Average Health Insurance Deductible 

The average American health insurance deductible in 2020 is $4,364 for an individual and $8,439 for a family. 

Individuals who have a health insurance deductible of at least $1,400 and families who have a have a deductible of at least $2,800 are considered to have a high deductible health plan (HDHP). 

If you opt for a higher deductible, you could save money in a health savings account (HSA), which would then reduce the cost of future health care expenses on a tax-benefit basis. 

Having a higher HSA also gives you tax-deductible contributions, tax-free distributions for qualified medical expenses, and tax-deferred growth. Again, to get an HDHP, though, you must pay $1,3500 or more for individuals or $2,700 or more for family coverage. 

Why Do Health Insurance Deductibles Exist? 

Deductibles are a way for health insurance companies to mitigate risk and ensure that policyholders are sharing part of the costs. It’s also a way for companies to allow policyholders to opt for lower monthly premiums when they wish to. 
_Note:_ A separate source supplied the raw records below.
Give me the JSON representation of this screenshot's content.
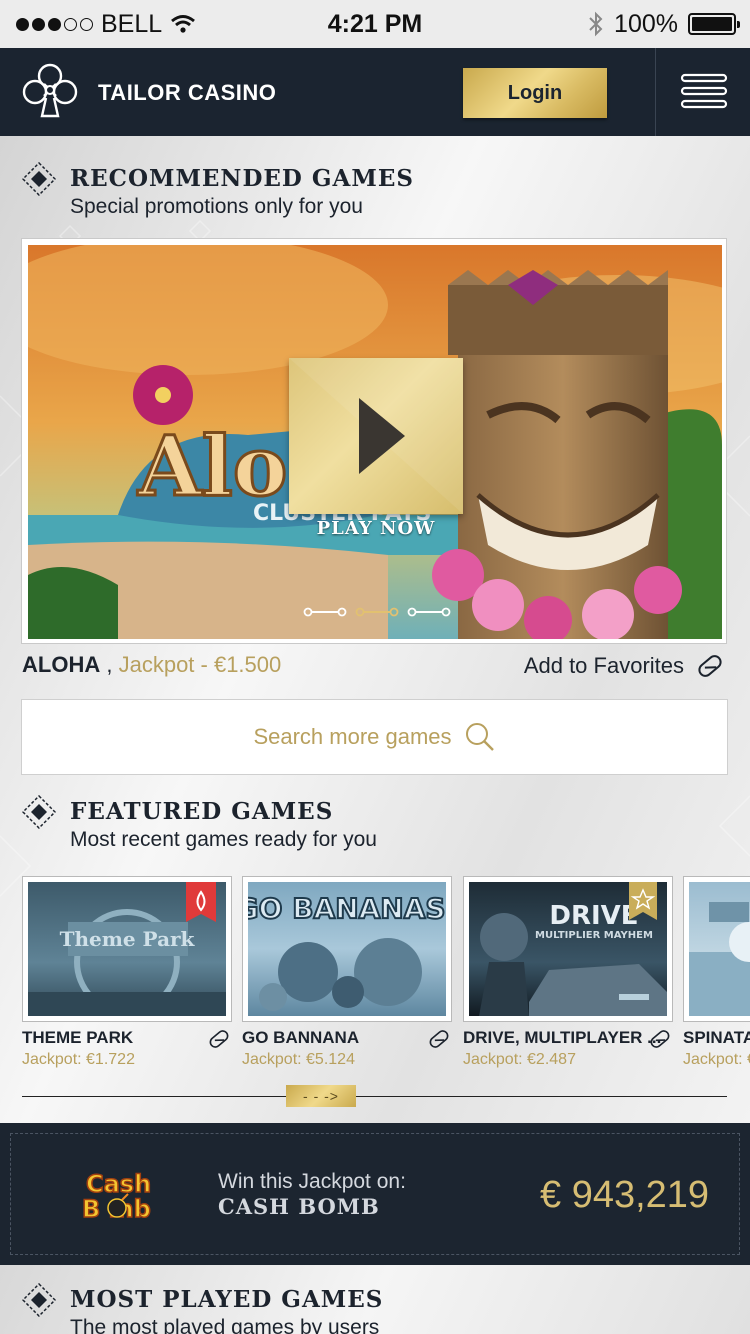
{
  "status_bar": {
    "carrier": "BELL",
    "time": "4:21 PM",
    "battery": "100%",
    "signal_bars_filled": 3,
    "signal_bars_total": 5
  },
  "header": {
    "brand": "TAILOR CASINO",
    "login_label": "Login",
    "icons": [
      "club-logo-icon",
      "hamburger-menu-icon"
    ]
  },
  "recommended": {
    "title": "RECOMMENDED GAMES",
    "subtitle": "Special promotions only for you",
    "play_label": "PLAY NOW",
    "carousel_total": 3,
    "carousel_active": 2,
    "game_name": "ALOHA",
    "separator": ",",
    "jackpot": "Jackpot - €1.500",
    "favorites_label": "Add to Favorites"
  },
  "search": {
    "label": "Search more games"
  },
  "featured": {
    "title": "FEATURED GAMES",
    "subtitle": "Most recent games ready for you",
    "games": [
      {
        "title": "THEME PARK",
        "jackpot": "Jackpot: €1.722"
      },
      {
        "title": "GO BANNANA",
        "jackpot": "Jackpot: €5.124"
      },
      {
        "title": "DRIVE, MULTIPLAYER ...",
        "jackpot": "Jackpot: €2.487"
      },
      {
        "title": "SPINATA G",
        "jackpot": "Jackpot: €"
      }
    ],
    "slider_label": "- - ->"
  },
  "jackpot_banner": {
    "prefix": "Win this Jackpot on:",
    "game": "CASH BOMB",
    "amount": "€ 943,219"
  },
  "most_played": {
    "title": "MOST PLAYED GAMES",
    "subtitle": "The most played games by users"
  },
  "colors": {
    "navy": "#1b2430",
    "gold": "#d6bd73",
    "gold_text": "#b8a05e",
    "light_bg": "#ebebeb"
  }
}
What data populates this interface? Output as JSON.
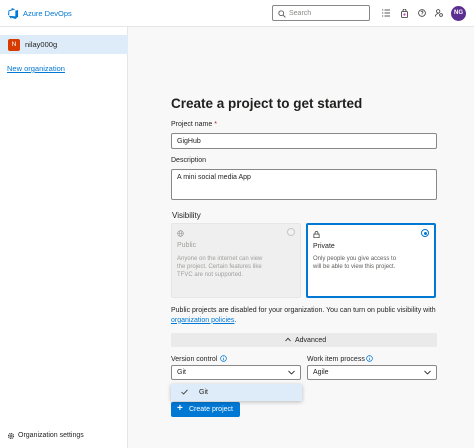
{
  "header": {
    "brand": "Azure DevOps",
    "search_placeholder": "Search",
    "avatar_initials": "NG"
  },
  "sidebar": {
    "org": {
      "initial": "N",
      "name": "nilay000g"
    },
    "new_org_link": "New organization",
    "settings_label": "Organization settings"
  },
  "main": {
    "title": "Create a project to get started",
    "project_name_label": "Project name",
    "required_mark": "*",
    "project_name_value": "GigHub",
    "description_label": "Description",
    "description_value": "A mini social media App",
    "visibility_label": "Visibility",
    "visibility_options": [
      {
        "title": "Public",
        "description": "Anyone on the internet can view the project. Certain features like TFVC are not supported.",
        "selected": false,
        "disabled": true
      },
      {
        "title": "Private",
        "description": "Only people you give access to will be able to view this project.",
        "selected": true,
        "disabled": false
      }
    ],
    "note_text": "Public projects are disabled for your organization. You can turn on public visibility with",
    "note_link": "organization policies",
    "note_end": ".",
    "advanced_label": "Advanced",
    "version_control_label": "Version control",
    "version_control_value": "Git",
    "work_item_label": "Work item process",
    "work_item_value": "Agile",
    "dropdown_options": [
      "Git"
    ],
    "create_button": "Create project"
  },
  "colors": {
    "accent": "#0078d4",
    "avatar": "#5c2e91",
    "org_badge": "#d83b01",
    "selected_bg": "#deecf9"
  }
}
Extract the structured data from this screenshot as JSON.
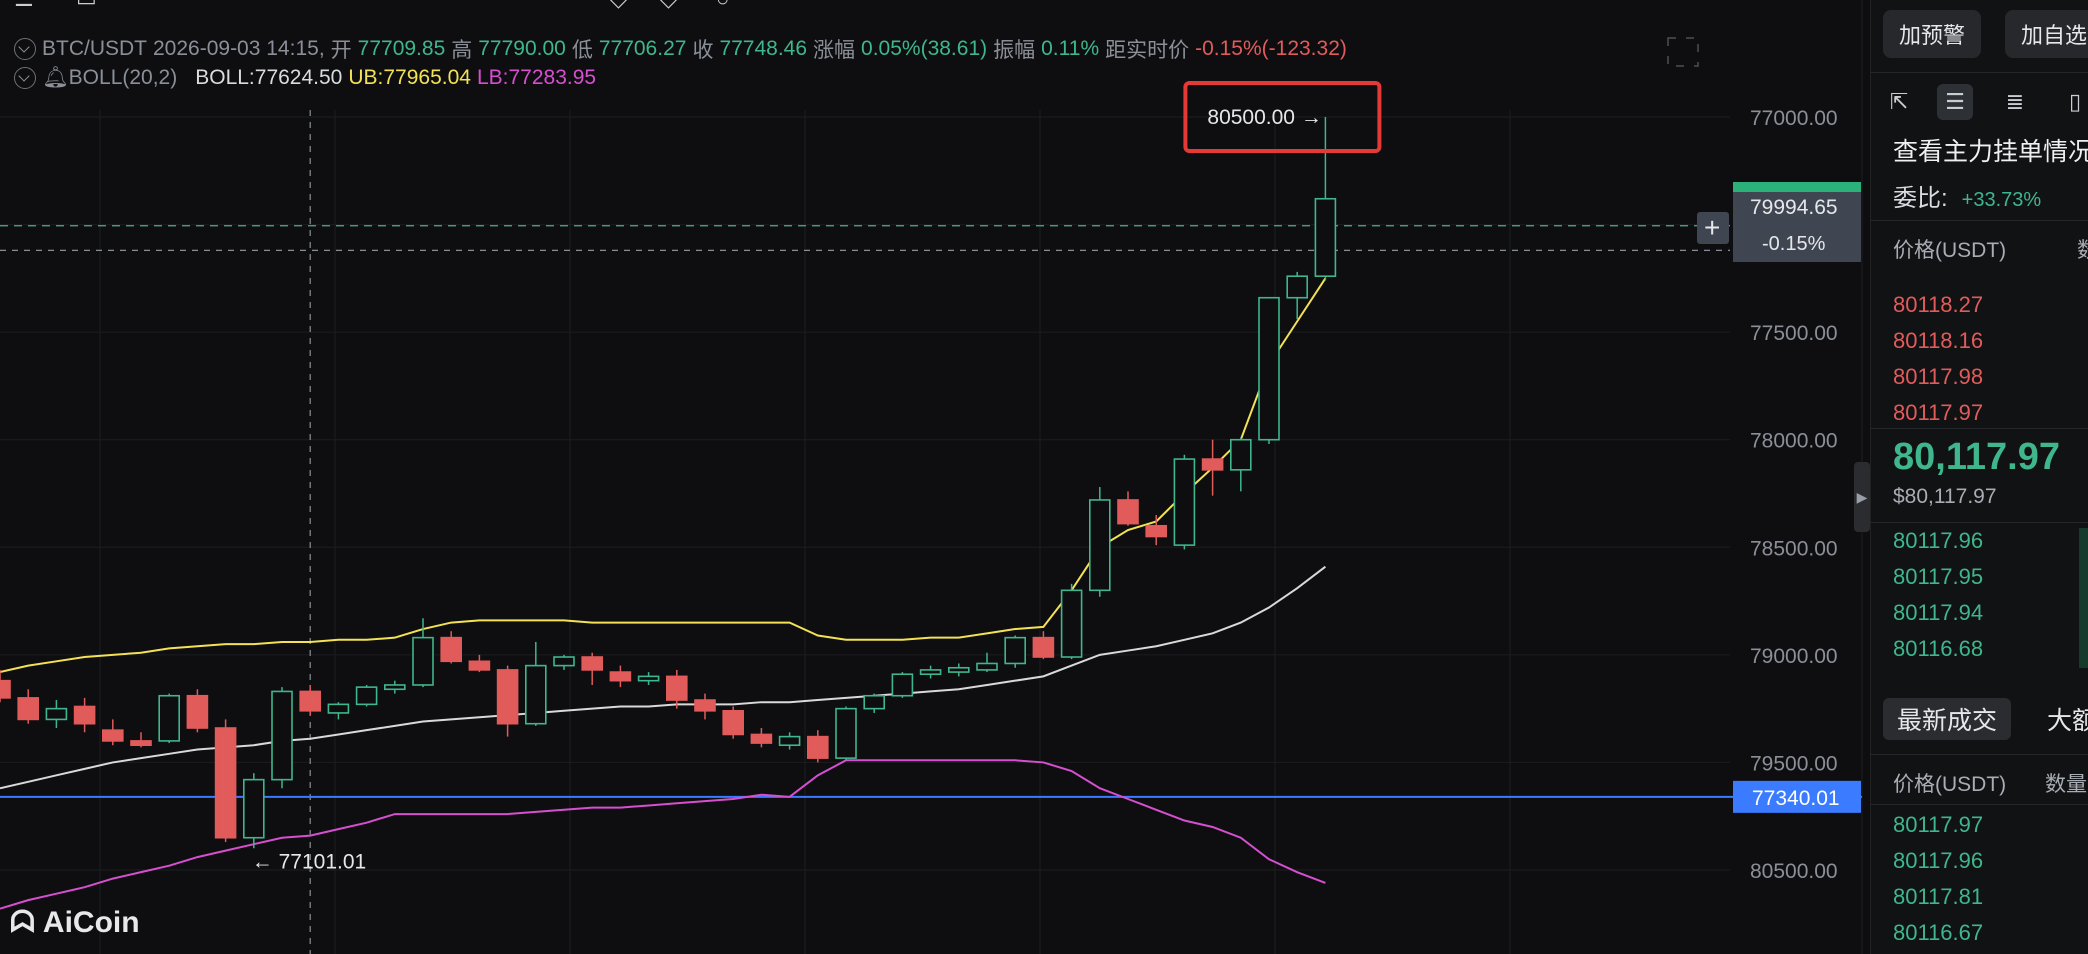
{
  "header": {
    "pair": "BTC/USDT",
    "datetime": "2026-09-03 14:15",
    "open_label": "开",
    "open": "77709.85",
    "high_label": "高",
    "high": "77790.00",
    "low_label": "低",
    "low": "77706.27",
    "close_label": "收",
    "close": "77748.46",
    "change_label": "涨幅",
    "change": "0.05%(38.61)",
    "amp_label": "振幅",
    "amp": "0.11%",
    "dist_label": "距实时价",
    "dist": "-0.15%(-123.32)"
  },
  "indicator": {
    "name": "BOLL(20,2)",
    "boll_label": "BOLL:77624.50",
    "ub_label": "UB:77965.04",
    "lb_label": "LB:77283.95"
  },
  "price_axis": {
    "ticks": [
      "80500.00",
      "79500.00",
      "79000.00",
      "78500.00",
      "78000.00",
      "77500.00",
      "77000.00"
    ],
    "current_price_tag": "79994.65",
    "current_pct_tag": "-0.15%",
    "hline_tag": "77340.01"
  },
  "annotations": {
    "high_marker": "80500.00 →",
    "low_marker": "← 77101.01"
  },
  "brand": {
    "name": "AiCoin"
  },
  "colors": {
    "up": "#3fb68b",
    "down": "#e15b5b",
    "boll_mid": "#d9d9d9",
    "boll_ub": "#f3e255",
    "boll_lb": "#d64fd0",
    "hline": "#3a7bff",
    "highlight": "#e53935"
  },
  "right_panel": {
    "btn_alert": "加预警",
    "btn_watch": "加自选",
    "title": "查看主力挂单情况",
    "ratio_label": "委比:",
    "ratio_value": "+33.73%",
    "book_head_price": "价格(USDT)",
    "book_head_qty": "数",
    "asks": [
      "80118.27",
      "80118.16",
      "80117.98",
      "80117.97"
    ],
    "last_price": "80,117.97",
    "last_usd": "$80,117.97",
    "bids": [
      "80117.96",
      "80117.95",
      "80117.94",
      "80116.68"
    ],
    "trades_tab_active": "最新成交",
    "trades_tab_other": "大额",
    "trades_head_price": "价格(USDT)",
    "trades_head_qty": "数量",
    "trades": [
      "80117.97",
      "80117.96",
      "80117.81",
      "80116.67"
    ]
  },
  "chart_data": {
    "type": "candlestick",
    "title": "BTC/USDT",
    "ylim": [
      76800,
      80700
    ],
    "y_ticks": [
      77000,
      77500,
      78000,
      78500,
      79000,
      79500,
      80500
    ],
    "candles": [
      {
        "o": 77880,
        "h": 77930,
        "l": 77780,
        "c": 77800
      },
      {
        "o": 77800,
        "h": 77840,
        "l": 77680,
        "c": 77700
      },
      {
        "o": 77700,
        "h": 77790,
        "l": 77660,
        "c": 77750
      },
      {
        "o": 77760,
        "h": 77800,
        "l": 77640,
        "c": 77680
      },
      {
        "o": 77650,
        "h": 77700,
        "l": 77580,
        "c": 77600
      },
      {
        "o": 77600,
        "h": 77640,
        "l": 77570,
        "c": 77580
      },
      {
        "o": 77600,
        "h": 77820,
        "l": 77590,
        "c": 77810
      },
      {
        "o": 77810,
        "h": 77840,
        "l": 77640,
        "c": 77660
      },
      {
        "o": 77660,
        "h": 77700,
        "l": 77130,
        "c": 77150
      },
      {
        "o": 77150,
        "h": 77450,
        "l": 77101.01,
        "c": 77420
      },
      {
        "o": 77420,
        "h": 77850,
        "l": 77380,
        "c": 77830
      },
      {
        "o": 77830,
        "h": 77860,
        "l": 77720,
        "c": 77740
      },
      {
        "o": 77730,
        "h": 77780,
        "l": 77700,
        "c": 77770
      },
      {
        "o": 77770,
        "h": 77860,
        "l": 77760,
        "c": 77850
      },
      {
        "o": 77840,
        "h": 77880,
        "l": 77820,
        "c": 77860
      },
      {
        "o": 77860,
        "h": 78170,
        "l": 77850,
        "c": 78080
      },
      {
        "o": 78080,
        "h": 78110,
        "l": 77960,
        "c": 77970
      },
      {
        "o": 77970,
        "h": 78000,
        "l": 77920,
        "c": 77930
      },
      {
        "o": 77930,
        "h": 77950,
        "l": 77620,
        "c": 77680
      },
      {
        "o": 77680,
        "h": 78060,
        "l": 77670,
        "c": 77950
      },
      {
        "o": 77950,
        "h": 78000,
        "l": 77930,
        "c": 77990
      },
      {
        "o": 77990,
        "h": 78010,
        "l": 77860,
        "c": 77930
      },
      {
        "o": 77920,
        "h": 77950,
        "l": 77850,
        "c": 77880
      },
      {
        "o": 77880,
        "h": 77920,
        "l": 77860,
        "c": 77900
      },
      {
        "o": 77900,
        "h": 77930,
        "l": 77750,
        "c": 77790
      },
      {
        "o": 77790,
        "h": 77820,
        "l": 77700,
        "c": 77740
      },
      {
        "o": 77740,
        "h": 77760,
        "l": 77610,
        "c": 77630
      },
      {
        "o": 77630,
        "h": 77660,
        "l": 77570,
        "c": 77590
      },
      {
        "o": 77580,
        "h": 77640,
        "l": 77560,
        "c": 77620
      },
      {
        "o": 77620,
        "h": 77650,
        "l": 77500,
        "c": 77520
      },
      {
        "o": 77520,
        "h": 77760,
        "l": 77510,
        "c": 77750
      },
      {
        "o": 77750,
        "h": 77820,
        "l": 77730,
        "c": 77810
      },
      {
        "o": 77810,
        "h": 77920,
        "l": 77800,
        "c": 77910
      },
      {
        "o": 77910,
        "h": 77950,
        "l": 77890,
        "c": 77930
      },
      {
        "o": 77920,
        "h": 77960,
        "l": 77900,
        "c": 77940
      },
      {
        "o": 77930,
        "h": 78010,
        "l": 77920,
        "c": 77960
      },
      {
        "o": 77960,
        "h": 78090,
        "l": 77940,
        "c": 78080
      },
      {
        "o": 78080,
        "h": 78110,
        "l": 77980,
        "c": 77990
      },
      {
        "o": 77990,
        "h": 78330,
        "l": 77980,
        "c": 78300
      },
      {
        "o": 78300,
        "h": 78780,
        "l": 78270,
        "c": 78720
      },
      {
        "o": 78720,
        "h": 78760,
        "l": 78600,
        "c": 78610
      },
      {
        "o": 78600,
        "h": 78650,
        "l": 78510,
        "c": 78550
      },
      {
        "o": 78510,
        "h": 78930,
        "l": 78490,
        "c": 78910
      },
      {
        "o": 78910,
        "h": 79000,
        "l": 78740,
        "c": 78860
      },
      {
        "o": 78860,
        "h": 79010,
        "l": 78760,
        "c": 79000
      },
      {
        "o": 79000,
        "h": 79660,
        "l": 78980,
        "c": 79660
      },
      {
        "o": 79660,
        "h": 79780,
        "l": 79560,
        "c": 79760
      },
      {
        "o": 79760,
        "h": 80500,
        "l": 79740,
        "c": 80120
      }
    ],
    "boll_mid": [
      77380,
      77410,
      77440,
      77470,
      77500,
      77520,
      77540,
      77560,
      77570,
      77580,
      77600,
      77610,
      77630,
      77650,
      77670,
      77690,
      77700,
      77710,
      77720,
      77730,
      77740,
      77750,
      77760,
      77760,
      77770,
      77770,
      77770,
      77780,
      77780,
      77790,
      77800,
      77810,
      77820,
      77830,
      77840,
      77860,
      77880,
      77900,
      77950,
      78000,
      78020,
      78040,
      78070,
      78100,
      78150,
      78220,
      78310,
      78410
    ],
    "boll_ub": [
      77920,
      77950,
      77970,
      77990,
      78000,
      78010,
      78030,
      78040,
      78050,
      78050,
      78060,
      78060,
      78070,
      78070,
      78080,
      78120,
      78150,
      78160,
      78160,
      78160,
      78160,
      78150,
      78150,
      78150,
      78150,
      78150,
      78150,
      78150,
      78150,
      78090,
      78070,
      78070,
      78070,
      78080,
      78080,
      78100,
      78120,
      78130,
      78300,
      78500,
      78580,
      78620,
      78750,
      78870,
      79000,
      79350,
      79550,
      79750
    ],
    "boll_lb": [
      76820,
      76860,
      76890,
      76920,
      76960,
      76990,
      77020,
      77060,
      77090,
      77120,
      77150,
      77160,
      77190,
      77220,
      77260,
      77260,
      77260,
      77260,
      77260,
      77270,
      77280,
      77290,
      77290,
      77300,
      77310,
      77320,
      77330,
      77350,
      77340,
      77440,
      77510,
      77510,
      77510,
      77510,
      77510,
      77510,
      77510,
      77500,
      77460,
      77380,
      77330,
      77280,
      77230,
      77200,
      77150,
      77050,
      76990,
      76940
    ],
    "hline": 77340.01,
    "current_price": 79994.65,
    "crosshair_price": 79880,
    "crosshair_candle": 11,
    "max_marker": 80500.0,
    "min_marker": 77101.01
  }
}
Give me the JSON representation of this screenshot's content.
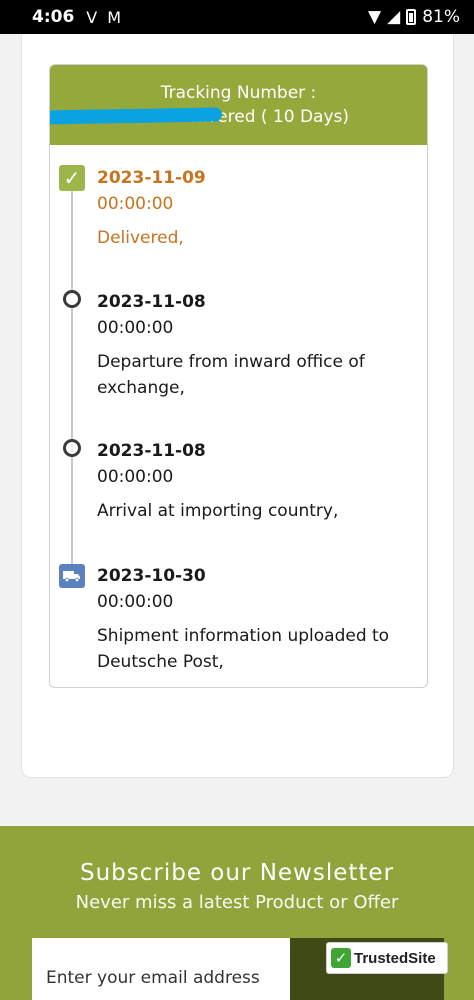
{
  "status_bar": {
    "time": "4:06",
    "battery": "81%"
  },
  "tracking": {
    "header_label": "Tracking Number :",
    "status_visible": "E Delivered ( 10 Days)",
    "events": [
      {
        "date": "2023-11-09",
        "time": "00:00:00",
        "description": "Delivered,",
        "icon": "check-icon"
      },
      {
        "date": "2023-11-08",
        "time": "00:00:00",
        "description": "Departure from inward office of exchange,",
        "icon": "circle-icon"
      },
      {
        "date": "2023-11-08",
        "time": "00:00:00",
        "description": "Arrival at importing country,",
        "icon": "circle-icon"
      },
      {
        "date": "2023-10-30",
        "time": "00:00:00",
        "description": "Shipment information uploaded to Deutsche Post,",
        "icon": "truck-icon"
      }
    ]
  },
  "newsletter": {
    "title": "Subscribe our Newsletter",
    "subtitle": "Never miss a latest Product or Offer",
    "email_placeholder": "Enter your email address"
  },
  "trusted_badge": {
    "label": "TrustedSite"
  },
  "colors": {
    "brand_green": "#95a83c",
    "delivered_orange": "#c8731f",
    "redaction_blue": "#0aa2e0",
    "truck_blue": "#5a82c0"
  }
}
What Do Health Insurance Deductibles Cover? 

Health insurance deductibles cover whatever is stipulated in your health insurance coverage plan. Health insurance plans are required  to cover “essential health benefits,” which include

  • Emergency services
  • Hospitalization
  • Laboratory tests
  • Maternity and newborn care
  • Mental health and substance abuse treatment
  • Outpatient care (doctors and other services you receive outside of a hospital)
  • Pediatric services, including dental and vision care
  • Prescription drugs
  • Preventive services (e.g., immunizations) and management of chronic diseases
  • Rehabilitation services

Other Important Health Insurance Terms

You should know about copayments and coinsurance, as they are other types of out-of-pocket costs. 

Copayments are a fixed amount that you pay for certain medical expenses that may not count toward your deductible. Such expenses apply to some doctor visits, prescriptions, or a trip to urgent care. 

Coinsurance is a set percentage that you pay for covered medical expenses after you’ve paid your deductible.

In all, you pay for your deductible, copayments, and coinsurance for your annual out-of-pocket maximum, which is every cent paid toward a medical expense before insurance pays for the costs. 

Medicaid, the Affordable Care Act, And Other Types of Insurance

The federal Patient Protection and Affordable Care Act (ACA) of 2014 required every United States citizen to have health insurance. Doing so ensures enrollees have some support for medical bills, medical services, and other health care costs. 

The Henry J. Kaiser Family Foundation (KFF) reports the annual premium average for health care coverage from employers is $6,690 in 2017 for single coverage and $18,786 for family plans. The KFF also mentions that enrollees pay lower premiums in most cases, but the average health insurance deductible varies between plans. 

The same principle behind deductibles, higher deductible plans, lower deductible plans, and health care services costs apply to those covered under Medicare and Medicaid. 

A Medicare or Medicaid deductible involves medical expenses you must pay before Medicaid pays the rest of the medical bills. Medicare is more people above 65 or under 65 but have a disability. Medicaid is the state or federal health insurance that covers low-income individuals. 

In Summary

When choosing the best health insurance policy for you, the total deductible will be a major factor to consider. The annual deductible you pay depends on your insurance plan and monthly premium costs. If you are generally healthy and anticipate having low medical costs, a high deductible insurance plan may be worth it. However, those anticipating higher medical costs might opt for a lower deductible and higher premium. Comparing affordability against your family’s medical needs can help with your decision.